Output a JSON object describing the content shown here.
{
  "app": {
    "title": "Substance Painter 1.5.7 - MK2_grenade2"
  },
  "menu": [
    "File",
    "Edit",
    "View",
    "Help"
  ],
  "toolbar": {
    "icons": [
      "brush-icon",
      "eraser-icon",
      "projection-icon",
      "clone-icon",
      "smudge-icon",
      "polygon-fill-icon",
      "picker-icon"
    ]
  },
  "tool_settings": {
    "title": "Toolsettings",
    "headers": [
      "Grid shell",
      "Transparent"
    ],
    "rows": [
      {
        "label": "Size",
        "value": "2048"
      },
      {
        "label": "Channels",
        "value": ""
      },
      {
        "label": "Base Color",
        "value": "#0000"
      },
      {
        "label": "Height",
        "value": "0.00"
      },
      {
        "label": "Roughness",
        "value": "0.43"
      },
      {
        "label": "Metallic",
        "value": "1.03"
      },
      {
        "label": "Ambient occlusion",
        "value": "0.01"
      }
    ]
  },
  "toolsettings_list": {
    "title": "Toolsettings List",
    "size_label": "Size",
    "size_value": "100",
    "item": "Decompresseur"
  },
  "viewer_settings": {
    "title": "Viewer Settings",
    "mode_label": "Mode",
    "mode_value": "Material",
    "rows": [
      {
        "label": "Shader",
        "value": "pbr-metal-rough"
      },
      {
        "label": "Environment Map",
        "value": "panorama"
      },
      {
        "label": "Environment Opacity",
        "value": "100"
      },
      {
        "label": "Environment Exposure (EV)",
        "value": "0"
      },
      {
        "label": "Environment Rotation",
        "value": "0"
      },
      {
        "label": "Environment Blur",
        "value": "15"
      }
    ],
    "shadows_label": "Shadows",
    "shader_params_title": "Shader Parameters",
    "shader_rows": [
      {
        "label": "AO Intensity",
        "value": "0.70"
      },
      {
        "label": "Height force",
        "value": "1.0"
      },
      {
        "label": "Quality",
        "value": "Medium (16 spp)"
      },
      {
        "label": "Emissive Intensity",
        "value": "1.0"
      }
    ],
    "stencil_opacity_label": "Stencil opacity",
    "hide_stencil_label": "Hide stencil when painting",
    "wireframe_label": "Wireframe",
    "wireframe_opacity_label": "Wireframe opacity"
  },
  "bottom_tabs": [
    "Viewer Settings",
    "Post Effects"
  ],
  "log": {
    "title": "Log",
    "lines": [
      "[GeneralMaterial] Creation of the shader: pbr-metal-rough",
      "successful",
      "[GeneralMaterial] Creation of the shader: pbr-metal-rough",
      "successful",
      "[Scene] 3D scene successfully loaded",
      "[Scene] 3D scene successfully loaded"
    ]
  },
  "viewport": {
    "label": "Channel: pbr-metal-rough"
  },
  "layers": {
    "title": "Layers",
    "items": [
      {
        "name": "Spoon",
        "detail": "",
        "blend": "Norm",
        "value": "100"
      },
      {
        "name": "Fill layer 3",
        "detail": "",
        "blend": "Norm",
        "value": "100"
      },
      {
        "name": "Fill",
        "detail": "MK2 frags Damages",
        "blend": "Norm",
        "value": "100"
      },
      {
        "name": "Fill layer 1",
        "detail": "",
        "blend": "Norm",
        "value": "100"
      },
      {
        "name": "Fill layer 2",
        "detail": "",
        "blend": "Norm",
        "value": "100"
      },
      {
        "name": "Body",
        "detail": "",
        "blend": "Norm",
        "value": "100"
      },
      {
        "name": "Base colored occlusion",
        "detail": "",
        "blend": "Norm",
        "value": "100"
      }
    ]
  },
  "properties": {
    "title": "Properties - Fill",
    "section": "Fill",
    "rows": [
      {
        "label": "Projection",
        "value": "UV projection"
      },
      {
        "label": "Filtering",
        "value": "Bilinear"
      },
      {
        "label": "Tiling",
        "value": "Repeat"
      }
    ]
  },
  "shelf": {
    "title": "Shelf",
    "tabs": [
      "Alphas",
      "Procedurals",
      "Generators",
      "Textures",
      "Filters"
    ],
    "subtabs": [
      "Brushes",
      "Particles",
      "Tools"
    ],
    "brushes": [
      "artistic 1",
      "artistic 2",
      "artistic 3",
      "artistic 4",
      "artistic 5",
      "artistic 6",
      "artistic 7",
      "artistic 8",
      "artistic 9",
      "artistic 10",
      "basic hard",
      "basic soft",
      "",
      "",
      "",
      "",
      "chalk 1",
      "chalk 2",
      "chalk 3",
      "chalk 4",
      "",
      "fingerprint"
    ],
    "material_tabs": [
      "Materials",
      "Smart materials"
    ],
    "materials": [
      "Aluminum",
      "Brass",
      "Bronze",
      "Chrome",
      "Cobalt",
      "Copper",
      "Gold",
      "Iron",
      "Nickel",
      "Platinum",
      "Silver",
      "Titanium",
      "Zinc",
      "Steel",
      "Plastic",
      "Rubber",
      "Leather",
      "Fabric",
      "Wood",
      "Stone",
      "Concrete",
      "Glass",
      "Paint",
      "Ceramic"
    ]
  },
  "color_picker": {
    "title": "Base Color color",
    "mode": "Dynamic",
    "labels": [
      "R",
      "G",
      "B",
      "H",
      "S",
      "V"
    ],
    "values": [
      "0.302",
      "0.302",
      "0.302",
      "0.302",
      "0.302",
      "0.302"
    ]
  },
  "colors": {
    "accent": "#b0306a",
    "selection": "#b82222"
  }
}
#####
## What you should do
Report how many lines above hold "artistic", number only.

## Task output
10